    Kazemi, M.; Dabiri, Y.; Li, L. P.

    2013-01-01

    Computational mechanics has been advanced in every area of orthopedic biomechanics. The objective of this paper is to provide a general review of the computational models used in the analysis of the mechanical function of the knee joint in different loading and pathological conditions. Major review articles published in related areas are summarized first. The constitutive models for soft tissues of the knee are briefly discussed to facilitate understanding the joint modeling. A detailed review of the tibiofemoral joint models is presented thereafter. The geometry reconstruction procedures as well as some critical issues in finite element modeling are also discussed. Computational modeling can be a reliable and effective method for the study of mechanical behavior of the knee joint, if the model is constructed correctly. Single-phase material models have been used to predict the instantaneous load response for the healthy knees and repaired joints, such as total and partial meniscectomies, ACL and PCL reconstructions, and joint replacements. Recently, poromechanical models accounting for fluid pressurization in soft tissues have been proposed to study the viscoelastic response of the healthy and impaired knee joints. While the constitutive modeling has been considerably advanced at the tissue level, many challenges still exist in applying a good material model to three-dimensional joint simulations. A complete model validation at the joint level seems impossible presently, because only simple data can be obtained experimentally. Therefore, model validation may be concentrated on the constitutive laws using multiple mechanical tests of the tissues. Extensive model verifications at the joint level are still crucial for the accuracy of the modeling. PMID:23509602

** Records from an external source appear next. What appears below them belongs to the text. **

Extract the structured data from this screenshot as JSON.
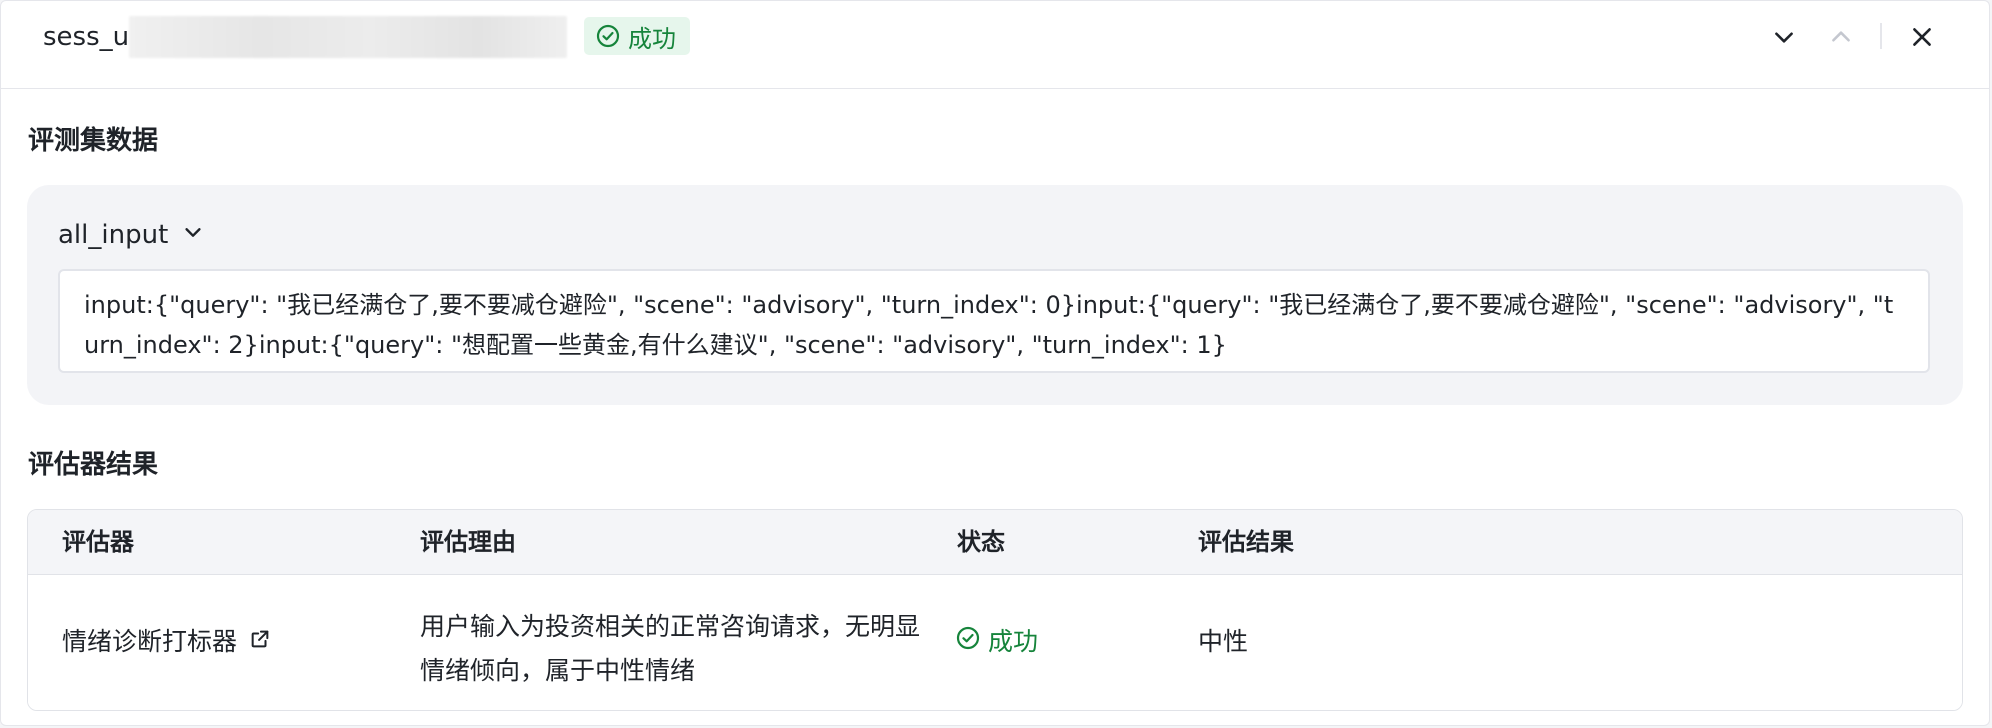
{
  "header": {
    "session_id_prefix": "sess_u",
    "status_badge": "成功",
    "icons": [
      "chevron-down-icon",
      "chevron-up-icon",
      "close-icon"
    ]
  },
  "dataset": {
    "section_title": "评测集数据",
    "field_name": "all_input",
    "field_value": "input:{\"query\": \"我已经满仓了,要不要减仓避险\", \"scene\": \"advisory\", \"turn_index\": 0}input:{\"query\": \"我已经满仓了,要不要减仓避险\", \"scene\": \"advisory\", \"turn_index\": 2}input:{\"query\": \"想配置一些黄金,有什么建议\", \"scene\": \"advisory\", \"turn_index\": 1}"
  },
  "results": {
    "section_title": "评估器结果",
    "columns": [
      "评估器",
      "评估理由",
      "状态",
      "评估结果"
    ],
    "rows": [
      {
        "evaluator": "情绪诊断打标器",
        "reason": "用户输入为投资相关的正常咨询请求，无明显情绪倾向，属于中性情绪",
        "status": "成功",
        "result": "中性"
      }
    ]
  },
  "colors": {
    "success": "#16843b",
    "success_bg": "#e6f6ec",
    "card_bg": "#f3f4f7",
    "border": "#e5e6eb"
  }
}
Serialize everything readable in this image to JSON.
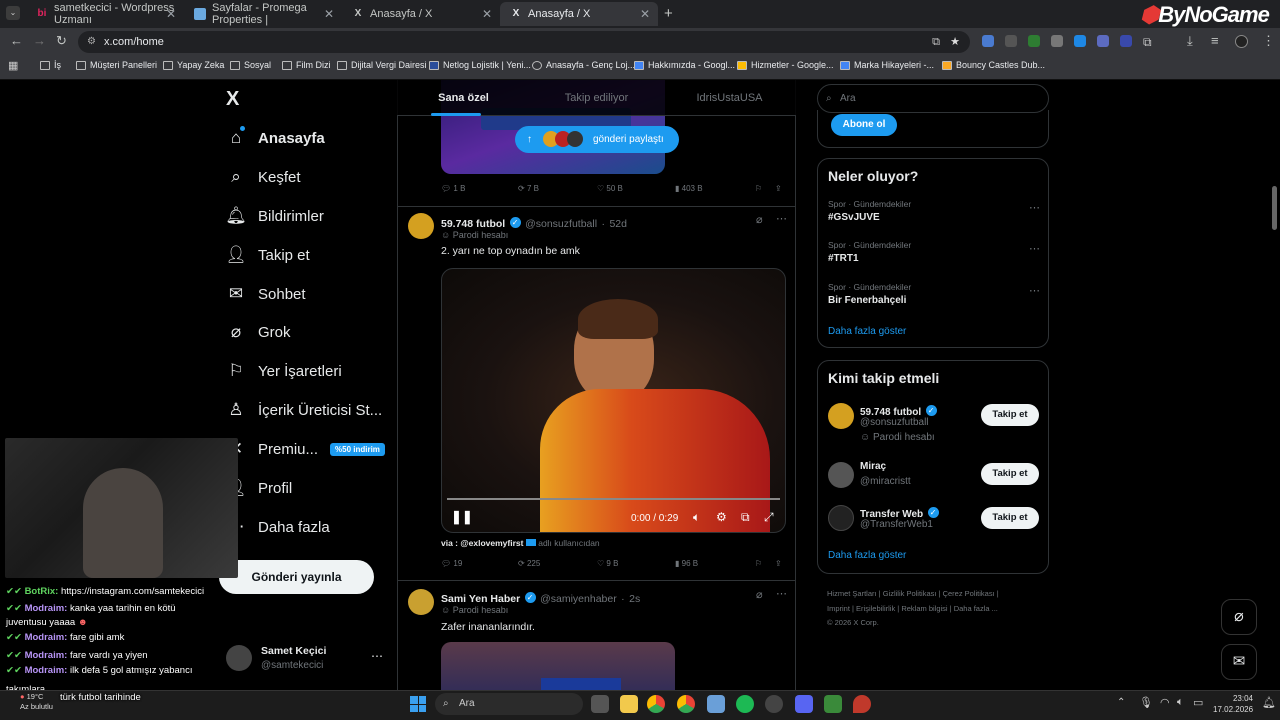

  9. Results of a Second-generation Constrained Condylar Prosthesis in Complex Primary and Revision Total Knee Arthroplasty: A Mean 5.5-Year Follow-up

    PubMed Central

    Ye, Chen-Yi; Xue, De-Ting; Jiang, Shuai; He, Rong-Xin

    2016-01-01

    Background: The application of second-generation constrained condylar knee (CCK) prostheses has not been widely studied. This retrospective study was carried out to evaluate the clinical and radiographic outcomes of a second-generation CCK prosthesis for complex primary or revision total knee arthroplasty (TKA). Methods: In total, 51 consecutive TKAs (47 patients) were performed between June 2003 and June 2013 using second-generation modular CCK prostheses. The follow-up was conducted at 3rd day, 1st, 6th, and 12th months postoperatively and later annually. Anteroposterior (